How fear can stall your writing: And how to get back on track, one page at a time
A never-ending novel
Before I started working on my book again, I thought it would take me forever to finally finish it.
I felt as if I were standing at the bottom of a really high mountain looking up, and had a long trek to get up there. The tip of the mountain was even obscured by clouds, so I didn’t know quite how tall it was. Unreachable was the word that popped into my mind over and over.
And then one day I decided I couldn’t put it off anymore. I’d decided that my book was going to get written, and I committed to writing on a regular schedule so that it actually happened.
And do you know what?

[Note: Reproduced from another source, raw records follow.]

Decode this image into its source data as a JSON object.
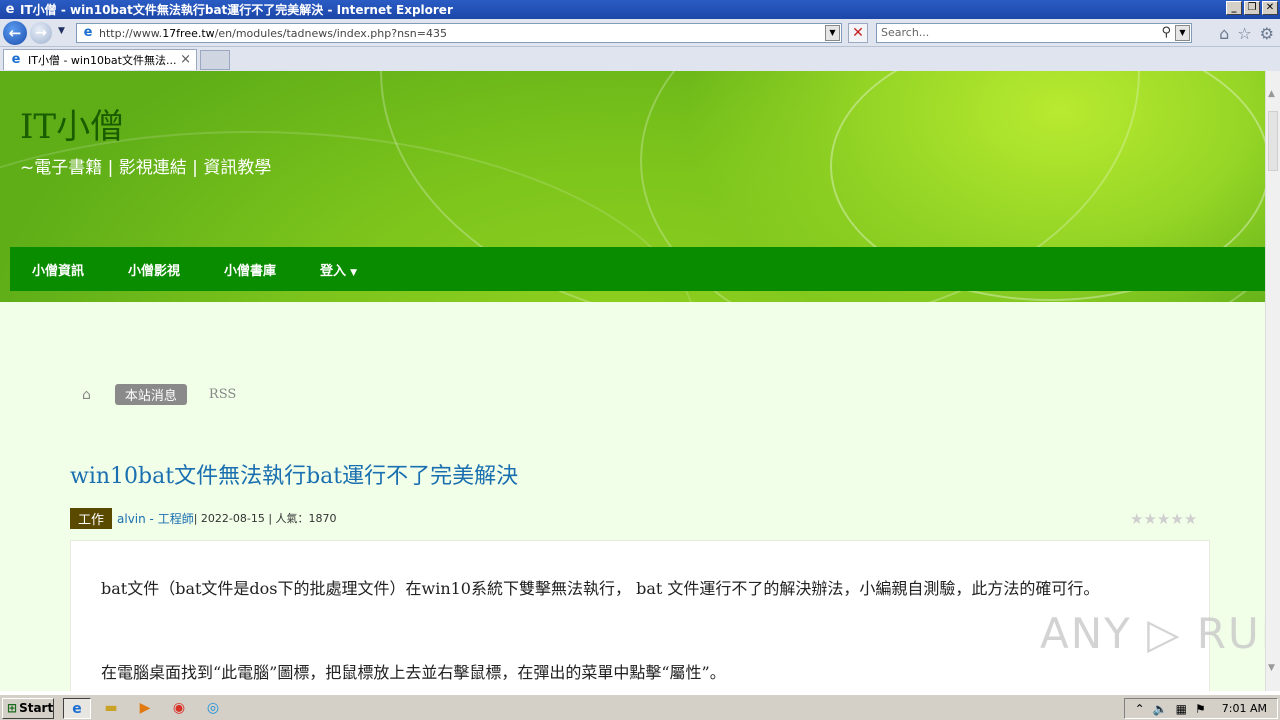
{
  "window": {
    "title": "IT小僧 - win10bat文件無法執行bat運行不了完美解決 - Internet Explorer",
    "minimize": "_",
    "restore": "❐",
    "close": "✕"
  },
  "address_bar": {
    "url_prefix": "http://www.",
    "url_domain": "17free.tw",
    "url_path": "/en/modules/tadnews/index.php?nsn=435"
  },
  "search": {
    "placeholder": "Search..."
  },
  "tab": {
    "label": "IT小僧 - win10bat文件無法...",
    "close": "×"
  },
  "site": {
    "title": "IT小僧",
    "subtitle": "~電子書籍 | 影視連結 | 資訊教學"
  },
  "nav": {
    "items": [
      "小僧資訊",
      "小僧影視",
      "小僧書庫",
      "登入"
    ]
  },
  "breadcrumb": {
    "badge": "本站消息",
    "rss": "RSS"
  },
  "article": {
    "title": "win10bat文件無法執行bat運行不了完美解決",
    "category": "工作",
    "author": "alvin - 工程師",
    "info": " | 2022-08-15 | 人氣：1870",
    "rating_stars": 5,
    "paragraphs": [
      "bat文件（bat文件是dos下的批處理文件）在win10系統下雙擊無法執行， bat 文件運行不了的解決辦法，小編親自測驗，此方法的確可行。",
      "在電腦桌面找到“此電腦”圖標，把鼠標放上去並右擊鼠標，在彈出的菜單中點擊“屬性”。"
    ]
  },
  "watermark": "ANY ▷ RUN",
  "taskbar": {
    "start_label": "Start",
    "clock": "7:01 AM"
  },
  "colors": {
    "nav_bg": "#0a8c00",
    "title_link": "#1a6fb0",
    "category_bg": "#5a4a00"
  }
}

My perception of the mountain totally changed.
The novel that became endable
It no longer looked all that tall or unreachable anymore. In fact, withing three months, I will likely reach the top–the end of my first draft.
So what felt like it would never come to an end is actually going to much sooner than I ever expected.
How did this happen? How could I see things so differently from one week to another?
I realized it’s all about my perception.
Sidelines versus action
When I was sitting on the sidelines looking up thinking, “Wow, that’s soooo tall!” I wasn’t doing anything. I was stalled. Maybe even intimidated, and a bit afraid.
But then something inside of me said, “This fear sucks and I’m tired of it. I’m going up there, ready or not!” and I did. I put one foot in front of the other, writing one page at a time, and suddenly the mountain became only a hill–and one I can totally climb.
Isn’t this so true of many things in our lives? When we stand back and think of the end it seems unattainable, but when we break it down and work at it bit by bit it gets handled. Even if we’re not quite sure we know what we’re doing when we begin.
- building our education,
- building our career,
- learning about ourselves as we grow and change,
- learning about relationships,
- gaining friends and losing them,
- being part of a family,
- becoming independent.
I admit that my book is writing itself through me and has been since the beginning. That may have frightened me for a while, but I’ve learned to accept the fear and act through it by continuing to write.
And now that I’ve faced my fear, that big old scary tall mountain, it’s become my hill that I can climb in a short time.
I won’t underestimate the power of acting again. I used to feel like I had no control over ever finishing this book, but now I realize I was giving my power away because of fear.
I will try my best not to do that again because I’m already partly up that hill so the top gets closer every day.
From the series, Write On! by Jacqueline Snider, writer and editor